Beer culture in soccer stands DL image

For many American soccer fans, one of the greatest joys of the beautiful game is being able to watch from the stands, in spring and summer weather, with a beer in hand. But as it turns out, with the return of international club play, take a look — it’s also a joy that is far from universal. Here’s a look at how beer and soccer go together (or don’t go together) in stadiums around the world.


According to MLS’ resident Francophone, Matthias Van Halst, beer has been sold in Belgian stadiums for the last decade. Before that, there was about a decade-long prohibition on beer sales in stadiums, but now, it’s left up to individual clubs to decide, and most of them opt to allow it. Jupiler, the most popular beer in the nation, sponsors the country’s top-flight league, and has created appropriately soccer-themed commercials.


Beer was banned in Brazil’s soccer stadiums in 2003 over concerns around fan violence, but the ban was lifted to accommodate the 2014 World Cup. Though FIFA officials quoted in this Miami Herald article debated semantics, legislation signed by now-embattled Brazilian president Dilma Rousseff allowed fans to hoist beers in the stands to celebrate goals – even American goals scored 30 seconds into a match. Last fall, Rio’s legislative assembly passed a bill allowing beer to be sold inside stadiums there.


The Premier League returns this weekend – along with the nation’s arguably peculiar rules on beer. Their helpful online guide for those curious about matches in England’s top echelon reminds fans of their caveats. Alcohol is okay in the concourse, but not in your actual seats.  


France isn’t as laissez-faire as you might expect when it comes to sports and alcohol. Ligue 1, the nation’s top-flight league, doesn’t allow alcohol sales explicitly (or alcohol advertising at all) as part of the Evin Law, though individual clubs can get occasional waivers.

In fact this past April, to prove that beer “does not create hooligans,” the LFP (French football league) pushed for beer – but not other alcohol — sales at the French League Cup between PSG and Lille.
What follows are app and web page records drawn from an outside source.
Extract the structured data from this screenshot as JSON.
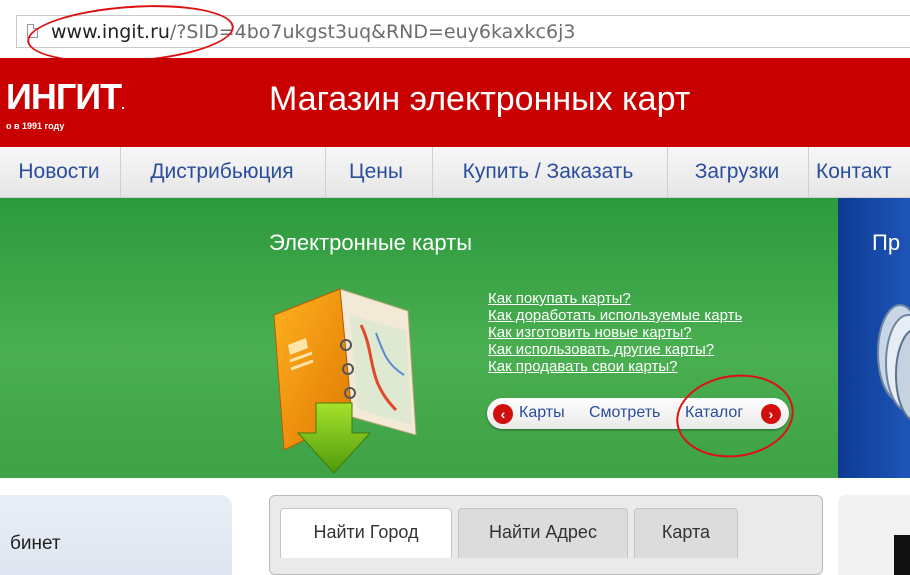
{
  "address_bar": {
    "domain": "www.ingit.ru",
    "path": "/?SID=4bo7ukgst3uq&RND=euy6kaxkc6j3"
  },
  "header": {
    "logo_text": "ИНГИТ",
    "logo_dot": ".",
    "logo_sub": "о в 1991 году",
    "title": "Магазин электронных карт"
  },
  "nav": {
    "items": [
      "Новости",
      "Дистрибьюция",
      "Цены",
      "Купить / Заказать",
      "Загрузки",
      "Контакт"
    ]
  },
  "banner": {
    "title": "Электронные карты",
    "links": [
      "Как покупать карты?",
      "Как доработать используемые карть",
      "Как изготовить новые карты?",
      "Как использовать другие карты?",
      "Как продавать свои карты?"
    ],
    "pill": {
      "left_arrow": "‹",
      "maps_label": "Карты",
      "view_label": "Смотреть",
      "catalog_label": "Каталог",
      "right_arrow": "›"
    }
  },
  "right_panel": {
    "title": "Пр"
  },
  "bottom": {
    "cabinet_label": "бинет",
    "tabs": [
      "Найти Город",
      "Найти Адрес",
      "Карта"
    ]
  },
  "colors": {
    "header_red": "#c80000",
    "banner_green": "#4aaf50",
    "link_blue": "#2a4e9c",
    "panel_blue": "#0d3a93",
    "annotation_red": "#dd1111"
  }
}
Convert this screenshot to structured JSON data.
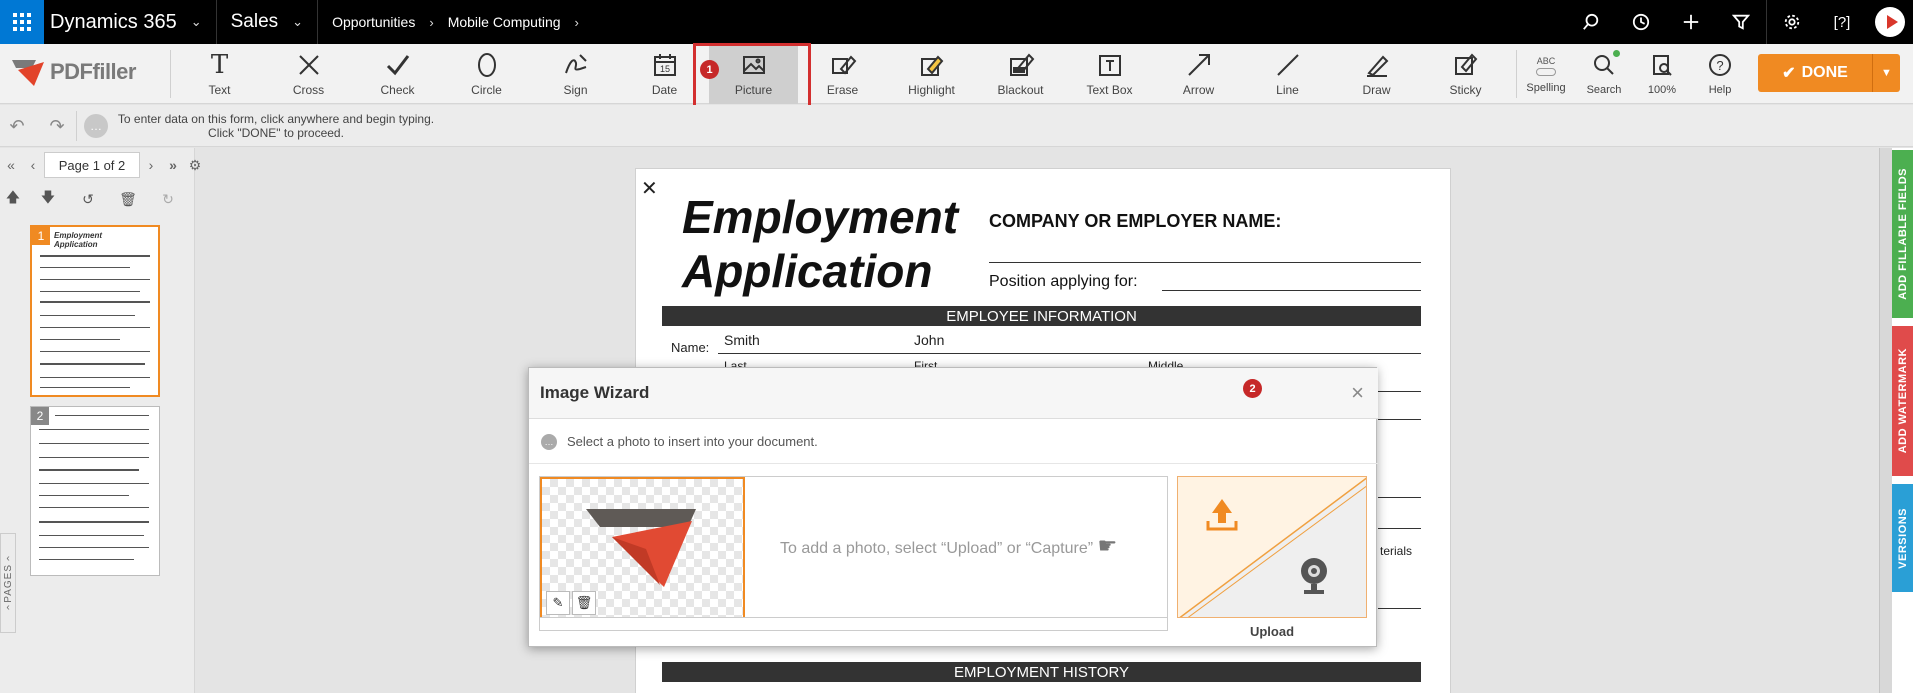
{
  "topnav": {
    "app_name": "Dynamics 365",
    "area": "Sales",
    "breadcrumb": [
      "Opportunities",
      "Mobile Computing"
    ]
  },
  "toolbar": {
    "logo_text": "PDFfiller",
    "tools": [
      {
        "label": "Text",
        "icon": "text-icon"
      },
      {
        "label": "Cross",
        "icon": "cross-icon"
      },
      {
        "label": "Check",
        "icon": "check-icon"
      },
      {
        "label": "Circle",
        "icon": "circle-icon"
      },
      {
        "label": "Sign",
        "icon": "sign-icon"
      },
      {
        "label": "Date",
        "icon": "date-icon"
      },
      {
        "label": "Picture",
        "icon": "picture-icon"
      },
      {
        "label": "Erase",
        "icon": "erase-icon"
      },
      {
        "label": "Highlight",
        "icon": "highlight-icon"
      },
      {
        "label": "Blackout",
        "icon": "blackout-icon"
      },
      {
        "label": "Text Box",
        "icon": "text-box-icon"
      },
      {
        "label": "Arrow",
        "icon": "arrow-icon"
      },
      {
        "label": "Line",
        "icon": "line-icon"
      },
      {
        "label": "Draw",
        "icon": "draw-icon"
      },
      {
        "label": "Sticky",
        "icon": "sticky-icon"
      }
    ],
    "right_tools": [
      {
        "label": "Spelling",
        "icon_text": "ABC"
      },
      {
        "label": "Search"
      },
      {
        "label": "100%"
      },
      {
        "label": "Help"
      }
    ],
    "done_label": "DONE",
    "date_icon_text": "15",
    "accent": "#f08a22"
  },
  "hint": {
    "line1": "To enter data on this form, click anywhere and begin typing.",
    "line2": "Click \"DONE\" to proceed."
  },
  "pager": {
    "page_word": "Page",
    "current": "1",
    "of_word": "of",
    "total": "2"
  },
  "thumbs": [
    "1",
    "2"
  ],
  "pages_tab": "PAGES",
  "badges": [
    "1",
    "2"
  ],
  "document": {
    "title_line1": "Employment",
    "title_line2": "Application",
    "company_label": "COMPANY OR EMPLOYER NAME:",
    "position_label": "Position applying for:",
    "section_employee": "EMPLOYEE INFORMATION",
    "name_label": "Name:",
    "last_value": "Smith",
    "first_value": "John",
    "last_label": "Last",
    "first_label": "First",
    "middle_label": "Middle",
    "partial_text": "terials",
    "section_history": "EMPLOYMENT HISTORY"
  },
  "sidetabs": [
    {
      "label": "ADD FILLABLE FIELDS",
      "color": "#4caf50"
    },
    {
      "label": "ADD WATERMARK",
      "color": "#e04b4b"
    },
    {
      "label": "VERSIONS",
      "color": "#2a9fd6"
    }
  ],
  "wizard": {
    "title": "Image Wizard",
    "hint": "Select a photo to insert into your document.",
    "add_photo_msg": "To add a photo, select “Upload” or “Capture”",
    "upload_label": "Upload"
  }
}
Still, they were rebuffed by the city of St. Denis, where the Stade de France is located. However, that might not be the last we hear of efforts to allow alcohol inside stadiums.


Germany, unsurprisingly, is quite beer-friendly. This Talksport article from 2015, one of many English-penned articles wistfully comparing the German soccer experience to the English one, notes that beer can be drunk from the stands, whereas in England, that hasn’t been the case since the mid-1980s. The league even has an official beer sponsor, Krombacher, with Bavarian brewing company Paulaner appropriately aligning behind Bayern Munich, and other German breweries lending sponsorship support to other Bundesliga teams.


While soccer fans in Italy can drink at games, Serie A stadium web sites make a point of specifying that only beer under 5 percent alcohol can be sold and consumed there.

Kirsten Schlewitz, a Serie A expert and editor and founder of the excellent new Unusual Efforts web site, tells us, “In the Serie A games I've been to, though, no one seems all that concerned with drinking in their seats. They drink outside beforehand, and I saw some stuffing tiny bottles of vodka into their socks before entering. Not all that many seemed to want to buy beer inside the stadium, even though you can.”


This 2014 article contrasting Mexican and English soccer fans from the Matador Network notes that not only are beers sold and allowed inside the stands, but that they often become incorporated in celebrations. (The article also notes that you can have a piping-hot Cup o’ Noodles along with your liter of beer, if you so choose, though that seems like the very thing you wouldn’t want in Estadio Azteca for a noon kickoff.)


Beer-tossing is not just confined to Mexico – an American ex-pat blogger chronicling his life in Panama City noted that the custom is celebrated in Panama, as he witnessed in a 2015 match with CONCACAF rivals Costa Rica. There, beers are not only cheap by American sporting standards ($1.50 per 16 oz. serving), but can be bought a case at a time from vendors in the stands.


If you find yourself in Belgrade for either a Red Star or Partizan game, know that (according to Schlewitz, who's based there) not only do they not sell beer in the stadiums, but bars around both stadiums stop serving two full hours before a match.


If you have visions of toasting Barcelona in the Camp Nou or Real Madrid in the Bernabeu on a future Spanish vacation, know that you’d be doing so with alcohol-free beer in either venue. However, the bars around each iconic stadium do serve fans – as a 2013 Grantland article on attending a Real game noted, fans are often seen “swilling beers that are mockingly called ‘minis,’ because they are (American) football-sized things.”